## Work to complete
All of the records must be restated exactly, with every line complete.

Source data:
+ + +

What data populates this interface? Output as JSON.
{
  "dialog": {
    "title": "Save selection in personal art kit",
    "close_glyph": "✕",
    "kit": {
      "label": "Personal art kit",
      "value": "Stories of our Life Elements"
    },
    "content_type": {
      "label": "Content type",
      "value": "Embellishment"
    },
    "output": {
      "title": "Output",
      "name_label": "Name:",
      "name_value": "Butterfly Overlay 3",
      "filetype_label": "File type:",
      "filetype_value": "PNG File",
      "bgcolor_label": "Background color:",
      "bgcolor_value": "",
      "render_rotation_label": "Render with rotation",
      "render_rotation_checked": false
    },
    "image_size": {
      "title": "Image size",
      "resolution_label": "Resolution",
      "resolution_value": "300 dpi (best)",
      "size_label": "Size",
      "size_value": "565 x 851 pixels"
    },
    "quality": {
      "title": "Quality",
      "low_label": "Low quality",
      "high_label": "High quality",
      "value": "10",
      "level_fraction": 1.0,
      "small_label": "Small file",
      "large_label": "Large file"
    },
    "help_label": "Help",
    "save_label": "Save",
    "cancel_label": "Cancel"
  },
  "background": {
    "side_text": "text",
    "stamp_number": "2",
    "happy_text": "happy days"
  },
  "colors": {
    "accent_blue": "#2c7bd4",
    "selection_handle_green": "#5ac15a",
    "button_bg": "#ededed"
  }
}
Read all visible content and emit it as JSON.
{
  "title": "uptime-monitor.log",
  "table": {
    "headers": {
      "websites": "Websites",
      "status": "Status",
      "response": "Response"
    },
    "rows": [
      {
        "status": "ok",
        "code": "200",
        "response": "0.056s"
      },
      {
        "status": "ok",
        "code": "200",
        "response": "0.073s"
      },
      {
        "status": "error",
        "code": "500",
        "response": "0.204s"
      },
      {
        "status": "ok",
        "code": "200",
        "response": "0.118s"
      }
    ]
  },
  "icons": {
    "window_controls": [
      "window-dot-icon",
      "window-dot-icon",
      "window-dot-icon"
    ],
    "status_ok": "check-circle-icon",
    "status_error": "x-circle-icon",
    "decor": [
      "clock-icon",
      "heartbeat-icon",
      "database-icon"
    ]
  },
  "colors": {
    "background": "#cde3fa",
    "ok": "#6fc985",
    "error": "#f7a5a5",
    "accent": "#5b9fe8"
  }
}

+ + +

## Solved exercise
What data populates this interface? Output as JSON.
{
  "dialog": {
    "title": "Save selection in personal art kit",
    "close_glyph": "✕",
    "kit": {
      "label": "Personal art kit",
      "value": "Stories of our Life Elements"
    },
    "content_type": {
      "label": "Content type",
      "value": "Embellishment"
    },
    "output": {
      "title": "Output",
      "name_label": "Name:",
      "name_value": "Butterfly Overlay 3",
      "filetype_label": "File type:",
      "filetype_value": "PNG File",
      "bgcolor_label": "Background color:",
      "bgcolor_value": "",
      "render_rotation_label": "Render with rotation",
      "render_rotation_checked": false
    },
    "image_size": {
      "title": "Image size",
      "resolution_label": "Resolution",
      "resolution_value": "300 dpi (best)",
      "size_label": "Size",
      "size_value": "565 x 851 pixels"
    },
    "quality": {
      "title": "Quality",
      "low_label": "Low quality",
      "high_label": "High quality",
      "value": "10",
      "level_fraction": 1.0,
      "small_label": "Small file",
      "large_label": "Large file"
    },
    "help_label": "Help",
    "save_label": "Save",
    "cancel_label": "Cancel"
  },
  "background": {
    "side_text": "text",
    "stamp_number": "2",
    "happy_text": "happy days"
  },
  "colors": {
    "accent_blue": "#2c7bd4",
    "selection_handle_green": "#5ac15a",
    "button_bg": "#ededed"
  }
}
Read all visible content and emit it as JSON.
{
  "title": "uptime-monitor.log",
  "table": {
    "headers": {
      "websites": "Websites",
      "status": "Status",
      "response": "Response"
    },
    "rows": [
      {
        "status": "ok",
        "code": "200",
        "response": "0.056s"
      },
      {
        "status": "ok",
        "code": "200",
        "response": "0.073s"
      },
      {
        "status": "error",
        "code": "500",
        "response": "0.204s"
      },
      {
        "status": "ok",
        "code": "200",
        "response": "0.118s"
      }
    ]
  },
  "icons": {
    "window_controls": [
      "window-dot-icon",
      "window-dot-icon",
      "window-dot-icon"
    ],
    "status_ok": "check-circle-icon",
    "status_error": "x-circle-icon",
    "decor": [
      "clock-icon",
      "heartbeat-icon",
      "database-icon"
    ]
  },
  "colors": {
    "background": "#cde3fa",
    "ok": "#6fc985",
    "error": "#f7a5a5",
    "accent": "#5b9fe8"
  }
}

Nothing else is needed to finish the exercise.